Basic features

  • Free title page and bibliography
  • Unlimited revisions
  • Plagiarism-free guarantee
  • Money-back guarantee
  • 24/7 support

On-demand options

  • Writer's samples
  • Part-by-part delivery
  • Overnight delivery
  • Copies of used sources
  • Expert Proofreading

Paper format

  • 275 words per page
  • 12pt Arial/Times New Roman
  • Double line spacing
  • Any citation style (APA, MLA, CHicago/Turabian, Havard)

Guaranteed originality

We guarantee 0% plagiarism! Our orders are custom made from scratch. Our team is dedicated to providing you academic papers with zero traces of plagiarism.

Affordable prices

We know how hard it is to pay the bills while being in college, which is why our rates are extremely affordable and within your budget. You will not find any other company that provides the same quality of work for such affordable prices.

Best experts

Our writer are the crème de la crème of the essay writing industry. They are highly qualified in their field of expertise and have extensive experience when it comes to research papers, term essays or any other academic assignment that you may be given!

Calculate the price of your order

You will get a personal manager and a discount.
We'll send you the first draft for approval by at
Total price:
$0.00

Expert paper writers are just a few clicks away

Place an order in 3 easy steps. Takes less than 5 mins.

error: Content is protected !!
Open chat
1
How Can We Help You?
Affordable.
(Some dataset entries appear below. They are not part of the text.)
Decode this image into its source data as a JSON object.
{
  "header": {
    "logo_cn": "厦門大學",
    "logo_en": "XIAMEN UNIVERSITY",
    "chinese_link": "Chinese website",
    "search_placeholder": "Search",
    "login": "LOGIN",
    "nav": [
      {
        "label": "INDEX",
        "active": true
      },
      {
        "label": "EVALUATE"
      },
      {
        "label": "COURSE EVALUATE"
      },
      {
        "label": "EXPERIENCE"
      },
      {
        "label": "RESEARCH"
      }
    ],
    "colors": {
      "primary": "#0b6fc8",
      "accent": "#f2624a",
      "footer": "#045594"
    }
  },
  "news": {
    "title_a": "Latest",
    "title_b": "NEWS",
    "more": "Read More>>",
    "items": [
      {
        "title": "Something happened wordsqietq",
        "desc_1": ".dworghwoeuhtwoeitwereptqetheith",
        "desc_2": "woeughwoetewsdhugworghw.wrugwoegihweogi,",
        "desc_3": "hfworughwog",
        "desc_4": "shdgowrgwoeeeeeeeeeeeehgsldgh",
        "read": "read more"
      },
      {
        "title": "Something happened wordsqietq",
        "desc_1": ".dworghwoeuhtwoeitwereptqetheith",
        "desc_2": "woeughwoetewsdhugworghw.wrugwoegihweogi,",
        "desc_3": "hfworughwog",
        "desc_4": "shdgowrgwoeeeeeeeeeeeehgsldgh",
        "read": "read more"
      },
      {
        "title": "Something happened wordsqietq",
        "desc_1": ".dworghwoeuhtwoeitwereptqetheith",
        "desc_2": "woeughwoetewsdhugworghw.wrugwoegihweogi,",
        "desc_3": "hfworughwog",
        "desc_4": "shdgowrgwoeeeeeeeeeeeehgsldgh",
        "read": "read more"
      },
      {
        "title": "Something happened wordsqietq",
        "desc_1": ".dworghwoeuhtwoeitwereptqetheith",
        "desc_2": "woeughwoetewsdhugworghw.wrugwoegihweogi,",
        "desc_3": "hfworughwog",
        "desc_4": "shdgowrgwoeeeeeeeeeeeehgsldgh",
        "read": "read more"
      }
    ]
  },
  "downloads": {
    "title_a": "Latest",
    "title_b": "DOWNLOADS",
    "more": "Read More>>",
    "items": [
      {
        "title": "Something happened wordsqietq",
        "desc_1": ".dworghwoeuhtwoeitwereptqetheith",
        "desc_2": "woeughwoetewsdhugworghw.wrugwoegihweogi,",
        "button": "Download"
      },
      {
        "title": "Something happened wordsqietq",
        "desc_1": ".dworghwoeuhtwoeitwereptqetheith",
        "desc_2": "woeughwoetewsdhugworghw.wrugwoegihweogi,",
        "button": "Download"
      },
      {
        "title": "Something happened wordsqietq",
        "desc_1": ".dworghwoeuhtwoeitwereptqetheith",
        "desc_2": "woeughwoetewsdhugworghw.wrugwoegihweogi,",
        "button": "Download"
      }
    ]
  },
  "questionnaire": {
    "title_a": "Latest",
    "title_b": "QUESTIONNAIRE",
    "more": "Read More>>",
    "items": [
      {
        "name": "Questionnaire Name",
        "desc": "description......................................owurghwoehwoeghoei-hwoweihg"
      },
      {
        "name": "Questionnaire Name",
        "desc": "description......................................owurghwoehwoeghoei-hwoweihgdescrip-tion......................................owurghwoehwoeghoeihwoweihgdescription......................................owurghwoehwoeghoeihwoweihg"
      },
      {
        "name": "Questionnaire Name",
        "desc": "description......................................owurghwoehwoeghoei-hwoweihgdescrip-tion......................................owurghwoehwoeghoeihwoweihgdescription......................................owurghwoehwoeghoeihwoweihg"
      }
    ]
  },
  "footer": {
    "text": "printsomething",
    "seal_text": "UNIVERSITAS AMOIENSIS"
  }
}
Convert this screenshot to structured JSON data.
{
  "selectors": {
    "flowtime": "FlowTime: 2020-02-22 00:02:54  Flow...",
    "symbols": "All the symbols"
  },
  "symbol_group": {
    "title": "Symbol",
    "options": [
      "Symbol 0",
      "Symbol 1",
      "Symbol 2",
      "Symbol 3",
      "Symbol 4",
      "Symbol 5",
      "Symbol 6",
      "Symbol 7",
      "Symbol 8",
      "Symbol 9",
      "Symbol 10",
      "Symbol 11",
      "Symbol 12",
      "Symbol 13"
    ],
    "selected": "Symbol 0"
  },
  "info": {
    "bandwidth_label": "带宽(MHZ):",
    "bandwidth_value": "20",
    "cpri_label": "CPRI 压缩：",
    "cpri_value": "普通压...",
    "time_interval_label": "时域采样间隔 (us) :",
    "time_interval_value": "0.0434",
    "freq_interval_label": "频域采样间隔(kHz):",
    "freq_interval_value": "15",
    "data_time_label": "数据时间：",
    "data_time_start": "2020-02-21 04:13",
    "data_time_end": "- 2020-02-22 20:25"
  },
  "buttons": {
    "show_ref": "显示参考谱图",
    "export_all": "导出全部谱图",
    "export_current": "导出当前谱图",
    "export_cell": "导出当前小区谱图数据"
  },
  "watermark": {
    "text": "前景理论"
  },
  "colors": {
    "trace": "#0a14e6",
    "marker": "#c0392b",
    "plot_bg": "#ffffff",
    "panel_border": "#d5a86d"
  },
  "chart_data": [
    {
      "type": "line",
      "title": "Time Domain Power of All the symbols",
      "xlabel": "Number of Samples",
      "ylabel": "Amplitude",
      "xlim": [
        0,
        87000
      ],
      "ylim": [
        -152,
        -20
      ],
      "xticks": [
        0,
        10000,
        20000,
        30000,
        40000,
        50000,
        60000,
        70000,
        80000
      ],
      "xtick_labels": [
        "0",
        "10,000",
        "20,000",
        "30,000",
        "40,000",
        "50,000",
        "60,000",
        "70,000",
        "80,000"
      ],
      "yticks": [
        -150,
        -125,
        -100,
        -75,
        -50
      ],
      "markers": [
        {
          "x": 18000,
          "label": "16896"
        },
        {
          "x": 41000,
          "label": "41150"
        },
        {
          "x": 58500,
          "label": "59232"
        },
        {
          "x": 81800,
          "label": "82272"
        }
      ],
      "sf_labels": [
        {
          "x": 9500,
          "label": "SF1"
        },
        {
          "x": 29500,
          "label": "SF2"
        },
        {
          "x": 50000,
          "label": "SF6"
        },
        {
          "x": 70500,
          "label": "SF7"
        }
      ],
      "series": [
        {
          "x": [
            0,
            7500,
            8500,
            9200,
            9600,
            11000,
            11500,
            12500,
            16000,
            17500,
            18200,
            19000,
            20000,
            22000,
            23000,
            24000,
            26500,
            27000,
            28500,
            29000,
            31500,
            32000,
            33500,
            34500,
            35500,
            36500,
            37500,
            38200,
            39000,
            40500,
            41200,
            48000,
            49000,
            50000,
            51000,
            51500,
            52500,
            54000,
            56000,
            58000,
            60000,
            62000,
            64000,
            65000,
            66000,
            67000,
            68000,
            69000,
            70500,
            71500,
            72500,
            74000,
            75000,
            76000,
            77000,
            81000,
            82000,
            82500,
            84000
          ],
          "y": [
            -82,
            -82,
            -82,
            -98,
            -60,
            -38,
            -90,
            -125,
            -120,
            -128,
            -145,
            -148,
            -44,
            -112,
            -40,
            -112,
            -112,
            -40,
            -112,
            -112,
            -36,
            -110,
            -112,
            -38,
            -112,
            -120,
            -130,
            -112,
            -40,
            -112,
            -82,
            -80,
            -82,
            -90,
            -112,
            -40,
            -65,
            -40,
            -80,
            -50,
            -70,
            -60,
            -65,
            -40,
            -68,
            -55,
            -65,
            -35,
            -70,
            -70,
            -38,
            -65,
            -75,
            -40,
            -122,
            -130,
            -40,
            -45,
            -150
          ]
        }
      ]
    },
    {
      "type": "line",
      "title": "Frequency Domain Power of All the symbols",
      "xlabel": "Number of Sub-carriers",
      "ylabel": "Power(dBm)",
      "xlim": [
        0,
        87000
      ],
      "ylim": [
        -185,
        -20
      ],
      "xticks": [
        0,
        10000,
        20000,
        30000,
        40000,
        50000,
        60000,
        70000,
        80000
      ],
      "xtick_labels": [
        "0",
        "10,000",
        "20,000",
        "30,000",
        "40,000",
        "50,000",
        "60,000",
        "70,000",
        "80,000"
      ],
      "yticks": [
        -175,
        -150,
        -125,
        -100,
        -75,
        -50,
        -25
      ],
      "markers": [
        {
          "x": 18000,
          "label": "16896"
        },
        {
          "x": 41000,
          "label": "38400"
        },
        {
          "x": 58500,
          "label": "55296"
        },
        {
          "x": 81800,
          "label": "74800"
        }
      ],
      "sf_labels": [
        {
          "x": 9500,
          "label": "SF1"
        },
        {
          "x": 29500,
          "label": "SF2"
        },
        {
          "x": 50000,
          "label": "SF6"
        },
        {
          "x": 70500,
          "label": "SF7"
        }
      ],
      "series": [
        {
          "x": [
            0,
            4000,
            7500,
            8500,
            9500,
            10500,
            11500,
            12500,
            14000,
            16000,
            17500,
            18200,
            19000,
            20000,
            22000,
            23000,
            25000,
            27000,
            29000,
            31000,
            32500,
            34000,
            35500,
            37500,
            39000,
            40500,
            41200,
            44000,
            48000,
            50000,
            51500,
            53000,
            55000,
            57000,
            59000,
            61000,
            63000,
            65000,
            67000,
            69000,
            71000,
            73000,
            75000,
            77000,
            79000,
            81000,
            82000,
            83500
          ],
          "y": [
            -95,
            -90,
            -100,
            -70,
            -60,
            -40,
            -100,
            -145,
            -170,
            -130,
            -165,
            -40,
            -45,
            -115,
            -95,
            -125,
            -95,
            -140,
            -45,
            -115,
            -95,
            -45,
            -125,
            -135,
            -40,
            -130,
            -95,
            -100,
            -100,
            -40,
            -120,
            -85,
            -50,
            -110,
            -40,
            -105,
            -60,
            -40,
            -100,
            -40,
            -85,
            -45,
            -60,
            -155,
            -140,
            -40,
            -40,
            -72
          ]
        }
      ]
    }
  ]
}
Nursing. Papers Inc
Hello,
Our Experts Are Online and Ready To Help You.